- Planned rest days are the days immediately following back to backs (For this plan, it fell on Mondays and Fridays).
- Incorporate a few races as glorified training runs into the training plan for race day experimenting and practice.
For the most part I hit all my weekly mileage goals, sometimes exceeding and sometimes falling short and sometimes falling appallingly short and every so often blowing far past what was planned (because for no reason at all the thought of running a 100+ mile training week was oddly thrilling to me.) I somehow managed to follow all of my goals and assumptions of the plan. Although, I did not adhere as strictly to the tempo/threshold workouts as scheduled. This was obviously not a deal breaker to my race (I did finish!) however, who knows if the periodic speed work/faster leg turnover would have provided me the opportunity and edge to finish with a faster time or left me on the brink of an injury and over fatigued teetering on not finishing the race. Ultimately, I made a plan and I held myself accountable to follow it as best I could. That’s the real crux of a 100 mile race. The actual racing part is just gravy to the whole experience – the yummy, tasty kind of gravy that shows itself in the rewarded form of a belt buckle.
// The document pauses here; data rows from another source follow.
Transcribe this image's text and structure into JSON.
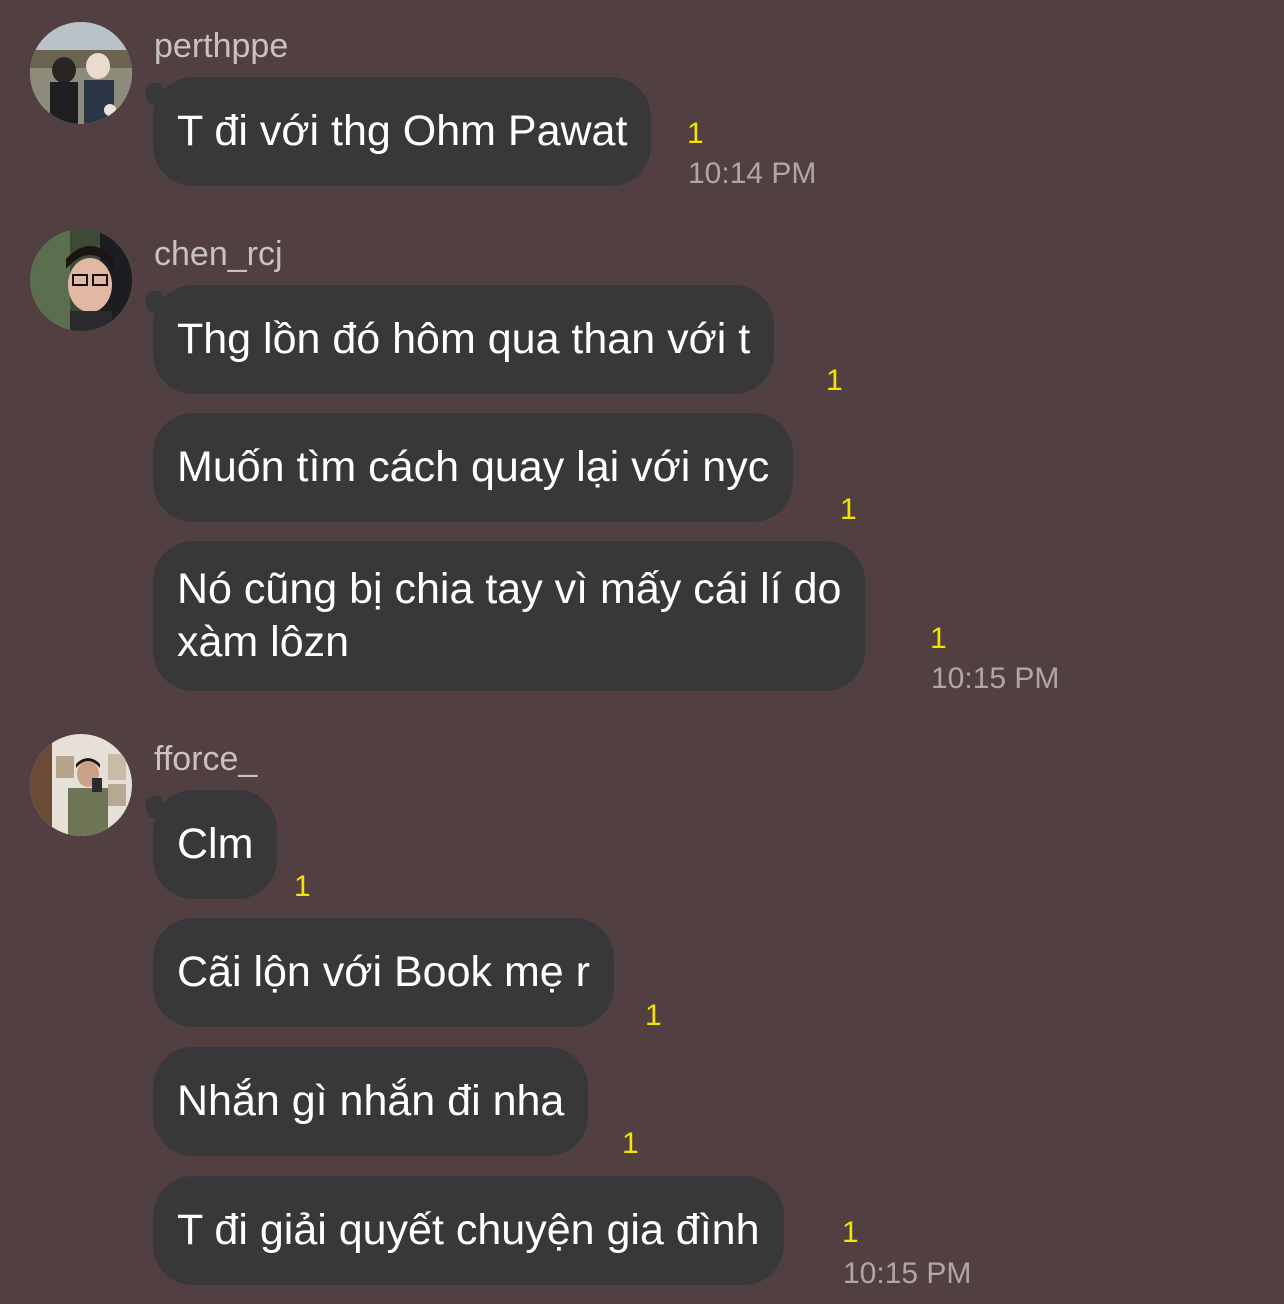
{
  "chat": {
    "groups": [
      {
        "username": "perthppe",
        "avatar": "avatar-perthppe",
        "messages": [
          {
            "text": "T đi với thg Ohm Pawat",
            "read": "1",
            "time": "10:14 PM"
          }
        ]
      },
      {
        "username": "chen_rcj",
        "avatar": "avatar-chen_rcj",
        "messages": [
          {
            "text": "Thg lồn đó hôm qua than với t",
            "read": "1"
          },
          {
            "text": "Muốn tìm cách quay lại với nyc",
            "read": "1"
          },
          {
            "text": "Nó cũng bị chia tay vì mấy cái lí do\nxàm lôzn",
            "read": "1",
            "time": "10:15 PM"
          }
        ]
      },
      {
        "username": "fforce_",
        "avatar": "avatar-fforce_",
        "messages": [
          {
            "text": "Clm",
            "read": "1"
          },
          {
            "text": "Cãi lộn với Book mẹ r",
            "read": "1"
          },
          {
            "text": "Nhắn gì nhắn đi nha",
            "read": "1"
          },
          {
            "text": "T đi giải quyết chuyện gia đình",
            "read": "1",
            "time": "10:15 PM"
          }
        ]
      }
    ]
  },
  "colors": {
    "background": "#523f41",
    "bubble": "#38383b",
    "read_indicator": "#f2e400",
    "timestamp": "#b0a6a7",
    "username": "#c9c1c2"
  }
}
A few last things: Just to be clear, you are not going to win any race with this training plan. Remember a plan is just a plan and it should be broke, bent, altered, chopped and revised as required to avoid injury and fit around your life schedule.
Most importantly remember to have fun, because in the end, it is only running.